WHAT TO PRODUCE ▸ In the data below, which lines contain "properties"? List them by copying each one.

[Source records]
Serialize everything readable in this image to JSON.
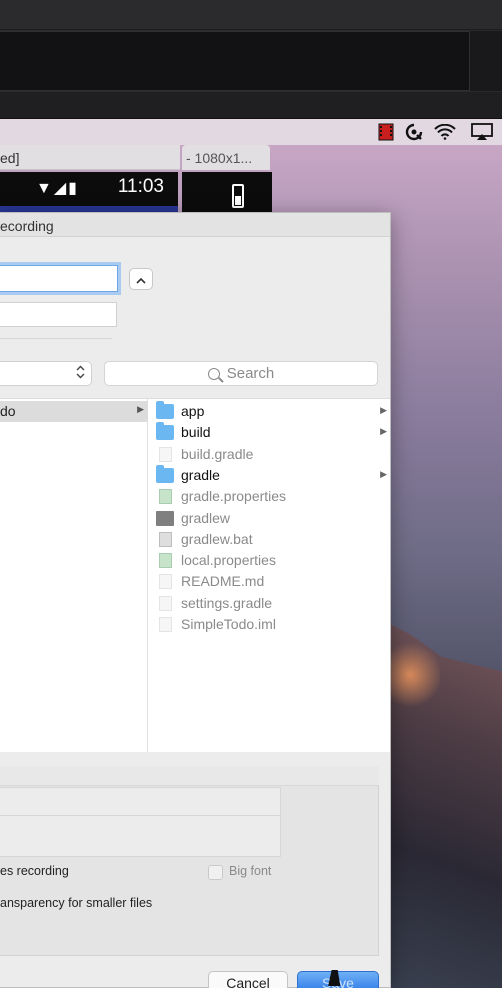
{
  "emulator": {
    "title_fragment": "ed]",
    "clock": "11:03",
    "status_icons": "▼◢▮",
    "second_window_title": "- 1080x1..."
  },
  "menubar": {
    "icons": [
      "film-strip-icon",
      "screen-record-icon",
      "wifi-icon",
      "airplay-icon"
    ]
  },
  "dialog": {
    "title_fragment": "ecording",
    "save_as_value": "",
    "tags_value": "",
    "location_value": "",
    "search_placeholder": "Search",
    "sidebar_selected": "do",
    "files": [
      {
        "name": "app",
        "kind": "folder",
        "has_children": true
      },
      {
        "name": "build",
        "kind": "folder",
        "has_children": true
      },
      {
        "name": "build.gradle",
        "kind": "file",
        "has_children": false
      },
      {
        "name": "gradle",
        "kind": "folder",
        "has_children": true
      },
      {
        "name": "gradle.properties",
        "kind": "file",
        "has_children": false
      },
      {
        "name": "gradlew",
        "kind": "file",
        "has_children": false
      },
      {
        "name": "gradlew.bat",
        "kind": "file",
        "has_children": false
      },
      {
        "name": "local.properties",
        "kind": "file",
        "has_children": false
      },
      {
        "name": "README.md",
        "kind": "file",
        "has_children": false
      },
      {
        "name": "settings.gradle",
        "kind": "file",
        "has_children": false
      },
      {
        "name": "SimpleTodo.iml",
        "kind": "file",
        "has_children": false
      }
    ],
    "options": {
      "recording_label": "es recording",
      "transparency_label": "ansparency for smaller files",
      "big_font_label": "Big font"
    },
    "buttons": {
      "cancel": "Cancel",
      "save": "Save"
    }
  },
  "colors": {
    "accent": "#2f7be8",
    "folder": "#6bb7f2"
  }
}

TASK SOLUTION ▸
        "name": "gradle.properties",
        "name": "local.properties",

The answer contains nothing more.